Cornell lacks a quirky, quintessential college experience that is shared by all its students and championed by the school. It lacks a fabric that unites alumni of all generations. Sure, Slope Day and Dragon Day are great, but no two alumni are bonding over how each one’s dragon looked. Our campus culture is in a quirkiness crisis, and it largely stems from the fact that many of our students are in a hobby crisis: At a school where we are so trained to map out our academics and careers, we lose the ability to set, and take seriously, non-academic goals. Once the commitment to discover other hobbies outside of school dwindles, so does the variety of quirks among students that makes for a more interesting college experience. As a requirement akin to — or even in lieu of — the swim test, Cornell should require students to learn a non-academic skill or hobby over the course of a semester.
I still fondly remember my avid chess-playing and tennis days before college, and I even picked up the ukulele for a time a few summers ago. But the two riffs I learned are long forgotten. Even one of my fellow columnists has lamented the loss of reading for leisure in college. The issue isn’t about having fun. It’s about how our students choose to have fun. Whether “fun” for you means going out or sitting in front of a screen, on this campus, it rarely involves a constructive hobby.

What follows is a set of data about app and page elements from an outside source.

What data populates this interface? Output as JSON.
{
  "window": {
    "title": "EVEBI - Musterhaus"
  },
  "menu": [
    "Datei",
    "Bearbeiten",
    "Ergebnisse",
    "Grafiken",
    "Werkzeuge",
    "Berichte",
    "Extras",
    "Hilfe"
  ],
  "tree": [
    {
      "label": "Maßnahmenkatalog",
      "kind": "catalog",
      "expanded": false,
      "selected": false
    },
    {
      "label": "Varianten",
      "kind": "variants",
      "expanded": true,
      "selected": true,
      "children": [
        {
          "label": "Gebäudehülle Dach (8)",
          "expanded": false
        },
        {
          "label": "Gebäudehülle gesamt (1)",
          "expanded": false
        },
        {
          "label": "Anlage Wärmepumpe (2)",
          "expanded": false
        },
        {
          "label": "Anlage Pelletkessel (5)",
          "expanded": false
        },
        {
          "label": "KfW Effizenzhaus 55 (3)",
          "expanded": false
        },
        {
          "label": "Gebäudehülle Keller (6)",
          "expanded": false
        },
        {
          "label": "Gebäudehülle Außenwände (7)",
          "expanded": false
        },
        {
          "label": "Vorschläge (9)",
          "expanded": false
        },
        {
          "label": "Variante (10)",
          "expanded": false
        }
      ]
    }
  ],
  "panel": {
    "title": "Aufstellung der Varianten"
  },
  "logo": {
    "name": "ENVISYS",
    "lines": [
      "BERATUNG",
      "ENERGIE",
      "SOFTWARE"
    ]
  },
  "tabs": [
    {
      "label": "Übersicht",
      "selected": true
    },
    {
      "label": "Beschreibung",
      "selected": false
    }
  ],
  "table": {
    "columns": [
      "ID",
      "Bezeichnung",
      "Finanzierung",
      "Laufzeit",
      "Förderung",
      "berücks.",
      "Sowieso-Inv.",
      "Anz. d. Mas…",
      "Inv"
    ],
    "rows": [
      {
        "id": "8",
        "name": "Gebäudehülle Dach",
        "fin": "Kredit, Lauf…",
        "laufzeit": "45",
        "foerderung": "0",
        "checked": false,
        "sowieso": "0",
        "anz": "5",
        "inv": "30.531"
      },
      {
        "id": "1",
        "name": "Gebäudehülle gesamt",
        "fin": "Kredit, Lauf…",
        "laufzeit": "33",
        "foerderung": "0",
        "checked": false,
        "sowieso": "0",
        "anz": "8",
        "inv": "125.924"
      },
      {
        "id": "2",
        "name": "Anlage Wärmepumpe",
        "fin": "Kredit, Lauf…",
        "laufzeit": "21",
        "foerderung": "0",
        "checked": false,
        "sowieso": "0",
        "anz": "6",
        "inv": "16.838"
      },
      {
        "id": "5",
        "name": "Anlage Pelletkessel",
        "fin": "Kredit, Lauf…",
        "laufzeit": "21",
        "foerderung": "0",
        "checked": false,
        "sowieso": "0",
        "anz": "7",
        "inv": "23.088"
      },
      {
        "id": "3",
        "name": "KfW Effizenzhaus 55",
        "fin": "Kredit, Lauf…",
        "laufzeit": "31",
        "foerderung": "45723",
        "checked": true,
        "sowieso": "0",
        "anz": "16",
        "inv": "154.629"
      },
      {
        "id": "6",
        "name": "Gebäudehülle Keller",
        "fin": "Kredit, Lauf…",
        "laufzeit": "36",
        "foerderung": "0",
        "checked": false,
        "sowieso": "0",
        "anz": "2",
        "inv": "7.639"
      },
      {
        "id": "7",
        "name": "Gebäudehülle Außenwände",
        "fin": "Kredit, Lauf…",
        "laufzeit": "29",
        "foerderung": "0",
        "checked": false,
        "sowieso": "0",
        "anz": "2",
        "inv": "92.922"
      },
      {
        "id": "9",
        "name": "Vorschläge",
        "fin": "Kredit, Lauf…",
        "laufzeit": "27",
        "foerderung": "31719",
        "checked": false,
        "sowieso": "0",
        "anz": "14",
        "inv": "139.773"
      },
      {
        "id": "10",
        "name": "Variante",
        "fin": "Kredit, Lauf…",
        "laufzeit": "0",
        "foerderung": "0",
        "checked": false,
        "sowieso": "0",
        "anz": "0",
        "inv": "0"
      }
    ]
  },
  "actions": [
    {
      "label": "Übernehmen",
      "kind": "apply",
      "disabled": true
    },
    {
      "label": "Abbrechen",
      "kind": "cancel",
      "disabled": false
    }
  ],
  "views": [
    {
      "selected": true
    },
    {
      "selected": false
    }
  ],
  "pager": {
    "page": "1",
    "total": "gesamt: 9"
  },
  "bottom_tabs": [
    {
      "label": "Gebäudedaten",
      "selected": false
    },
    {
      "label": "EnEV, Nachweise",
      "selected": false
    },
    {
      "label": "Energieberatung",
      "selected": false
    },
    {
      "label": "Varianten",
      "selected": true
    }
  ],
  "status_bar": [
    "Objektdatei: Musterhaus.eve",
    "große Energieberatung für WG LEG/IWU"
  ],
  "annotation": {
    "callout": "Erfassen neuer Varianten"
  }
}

It’s for this reason that I dread having to tell a “fun fact” about myself during icebreakers. I simply no longer have interesting hobbies. Up in arms, and potentially inspired by an episode of Portlandia, my roommates and I realized what we were missing in our lives: quirkiness. We tried many things, ranging from brunching to wearing beanies at all times of day, but we hardly made it through the weekend. I don’t think there was ever any point in my life where I was “quirky,” but all I know now is that I’m the furthest from whatever it means. There is no way around it: I need Cornell to make me quirky — I just can’t seem to do it myself.
A requirement at Cornell to learn a new skill would not just be another opportunity to fulfill major requirements. Instead, it would be the opportunity to learn to solve a Rubik’s cube in 30 seconds, perform magic tricks or even overcome arachnophobia. Students could be grouped based on interests and practice together in seminars guided by experts — which could very well be other students — over the course of a semester. It would all culminate in a day where students present their learned skill to their group at the end of the semester. For a school that forces freshmen to swim laps in a pool to get their diploma for no apparent reason, a program such as this is well within reach. It’s come to the point where I think I need Cornell to withhold my diploma unless I’m finally able to hold a spider in my hand.
In the best case, the built-in gratification of such a program would encourage students to continue setting non-academic goals for themselves in the future. At the very least, the moment we are able to put aside our busy lives and learn new hobbies alongside others is the moment we become a more interesting, quirky campus. The connotation of “any person, any study” has become too focussed on the scholarly kind of “study” — not on the kind that helps us learn new things about ourselves and others in non-academic settings. And if this change means that I’ll have some tricks up my sleeve for an alumni reunion, then I am all for it.
Roei Dery is a junior in the College of Arts and Sciences. He can be reached at [email protected]. The Dery Bar runs every other Monday this semester.